Mayor Eskridge says that when the new rules were announced, "it was really a down time on the island…. I termed it like a hurricane, when the storm is coming and you don't know what's on the other side."
Watermen typically work without health or retirement benefits, and never know how much they will earn in a season, though they take pride in their independence. "The good Lord gives you strength, and you go out and make your living. You don't have people all over you," says 30-year-old waterman Allen Parks. "You work when you want and like you want. But it's a hard life. It's not an easy life."
The island now has 65 watermen, less than half of the 140 on Tangier in 2003. The loss is an emotional issue on the island. Life on the water stretches back for generations for nearly everyone on Tangier, yet many fear this could be the last generation of Tangier watermen.

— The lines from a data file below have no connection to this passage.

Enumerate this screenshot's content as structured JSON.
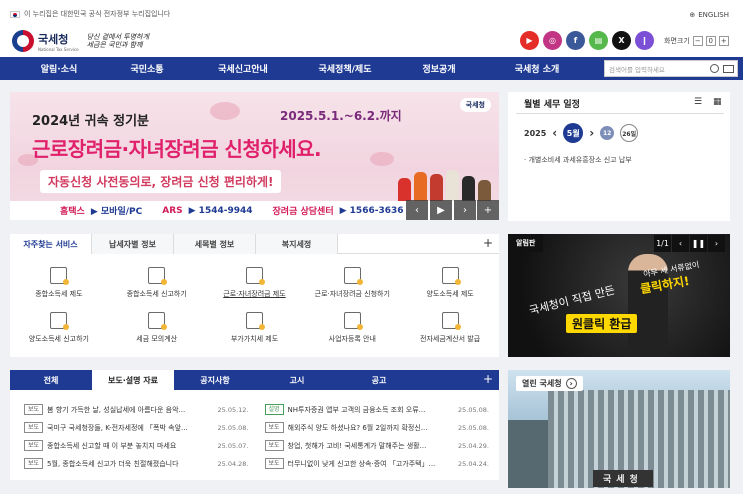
{
  "top": {
    "gov_notice": "이 누리집은 대한민국 공식 전자정부 누리집입니다",
    "english": "ENGLISH"
  },
  "logo": {
    "name": "국세청",
    "sub": "National Tax Service",
    "slogan_line1": "당신 곁에서 투명하게",
    "slogan_line2": "세금은 국민과 함께"
  },
  "sns": [
    {
      "label": "▶",
      "color": "#e52d27",
      "icon": "youtube-icon"
    },
    {
      "label": "◎",
      "color": "#c13584",
      "icon": "instagram-icon"
    },
    {
      "label": "f",
      "color": "#3b5998",
      "icon": "facebook-icon"
    },
    {
      "label": "▤",
      "color": "#55b84a",
      "icon": "blog-icon"
    },
    {
      "label": "X",
      "color": "#111111",
      "icon": "x-icon"
    },
    {
      "label": "❙",
      "color": "#7b4fd6",
      "icon": "chat-icon"
    }
  ],
  "font_size": {
    "label": "화면크기",
    "minus": "−",
    "zero": "0",
    "plus": "+"
  },
  "nav": [
    "알림·소식",
    "국민소통",
    "국세신고안내",
    "국세정책/제도",
    "정보공개",
    "국세청 소개"
  ],
  "search": {
    "placeholder": "검색어를 입력하세요"
  },
  "banner": {
    "year_title": "2024년 귀속 정기분",
    "date": "2025.5.1.~6.2.까지",
    "main": "근로장려금·자녀장려금 신청하세요.",
    "sub": "자동신청 사전동의로, 장려금 신청 편리하게!",
    "foot_hometax": "홈택스",
    "foot_mobile": "▶ 모바일/PC",
    "foot_ars": "ARS",
    "foot_ars_num": "▶ 1544-9944",
    "foot_center": "장려금 상담센터",
    "foot_center_num": "▶ 1566-3636",
    "logo": "국세청",
    "ctrl_prev": "‹",
    "ctrl_play": "▶",
    "ctrl_next": "›",
    "ctrl_plus": "+"
  },
  "calendar": {
    "title": "월별 세무 일정",
    "year": "2025",
    "month": "5월",
    "day1": "12",
    "day2": "26일",
    "item": "· 개별소비세 과세유흥장소 신고 납부",
    "prev": "‹",
    "next": "›"
  },
  "service_tabs": [
    "자주찾는 서비스",
    "납세자별 정보",
    "세목별 정보",
    "복지세정"
  ],
  "services": [
    "종합소득세 제도",
    "종합소득세 신고하기",
    "근로·자녀장려금 제도",
    "근로·자녀장려금 신청하기",
    "양도소득세 제도",
    "양도소득세 신고하기",
    "세금 모의계산",
    "부가가치세 제도",
    "사업자등록 안내",
    "전자세금계산서 발급"
  ],
  "notice_board": {
    "tag": "알림판",
    "counter": "1/1",
    "prev": "‹",
    "pause": "❚❚",
    "next": "›",
    "line1": "아무 세 서류없이",
    "line2": "클릭하지!",
    "line3": "국세청이 직접 만든",
    "line4": "원클릭 환급"
  },
  "news_tabs": [
    "전체",
    "보도·설명 자료",
    "공지사항",
    "고시",
    "공고"
  ],
  "news": [
    {
      "badge": "보도",
      "text": "봄 향기 가득한 날, 성실납세에 아름다운 음악...",
      "date": "25.05.12.",
      "green": false
    },
    {
      "badge": "설명",
      "text": "NH투자증권 앱부 고객의 금융소득 조회 오류...",
      "date": "25.05.08.",
      "green": true
    },
    {
      "badge": "보도",
      "text": "국미구 국세청장들, K-전자세정에 「폭박 속앞...",
      "date": "25.05.08.",
      "green": false
    },
    {
      "badge": "보도",
      "text": "해외주식 양도 하셨나요? 6월 2일까지 확정신...",
      "date": "25.05.08.",
      "green": false
    },
    {
      "badge": "보도",
      "text": "종합소득세 신고할 때 이 부분 놓치지 마세요",
      "date": "25.05.07.",
      "green": false
    },
    {
      "badge": "보도",
      "text": "창업, 첫해가 고비! 국세통계가 말해주는 생활...",
      "date": "25.04.29.",
      "green": false
    },
    {
      "badge": "보도",
      "text": "5월, 종합소득세 신고가 더욱 친절해졌습니다",
      "date": "25.04.28.",
      "green": false
    },
    {
      "badge": "보도",
      "text": "터무니없이 낮게 신고한 상속·증여 「고가주택」...",
      "date": "25.04.24.",
      "green": false
    }
  ],
  "open_nts": {
    "tag": "열린 국세청",
    "sign": "국세청",
    "arrow": "›"
  }
}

In recent years, a number have switched to working on tug boats, spending weeks away from home as they roam up and down the East Coast. Today, there are just as many men working "on the tug" as there are watermen. With few other options on the isolated island, many of the younger generation seek jobs on the mainland.
"This ain't like away from here. Say you were a watermen in [the mainland harbors] Cape Charles or Onancock you can go to a contractor and get a job doing anything, " says George "Cook" Cannon, a 64-year-old former Tangier watermen who now works for the Chesapeake Bay Foundation. "Not on here, there ain't nothing to do. That's all it is, water."
But there is some new work for islanders. Last fall, the federal government declared the Chesapeake Bay Crab fishery a failure, paving the way for disaster funding. Virginia and Maryland are using the money to provide jobs that aim to restore the bay to hard-hit watermen. For example, instead of dredging for crabs Tangier watermen spent this winter hunting for lost crab traps that litter the bay's bottom.
An influx in tourism to the island is also bringing in income. During the warmer months, tourists come to Tangier on more frequent ferries or via the island's small airport. Several inns and bed-and-breakfasts dot the town, and waterfront restaurants offer up crab cakes and striped bass. A budding museum chronicles the island's history, and has registered 13,000 visitors since it opened last June. There are narrated golf-cart tours of the island and some watermen take visitors out on boats for a closer look at the island's way of life.
"It helps out the economy," Eskridge says. "And because of the museum and talking with the watermen, tourists are able to learn a lot about the island."
But as erosion continues to gnaw away at Tangier island and the scarcity of crabs and oysters strains the watermen's livelihoods, Tangier residents hope that their way of life can stay strong.
"It's sad. It is real sad. I could cry to think about what's going to happen to Tangier," says Cannon, sitting in his island home on a cold January night. "I see it happening a little bit at time… Watermen got something that's unique and different from anybody else. If we lose that we might as well say forget it."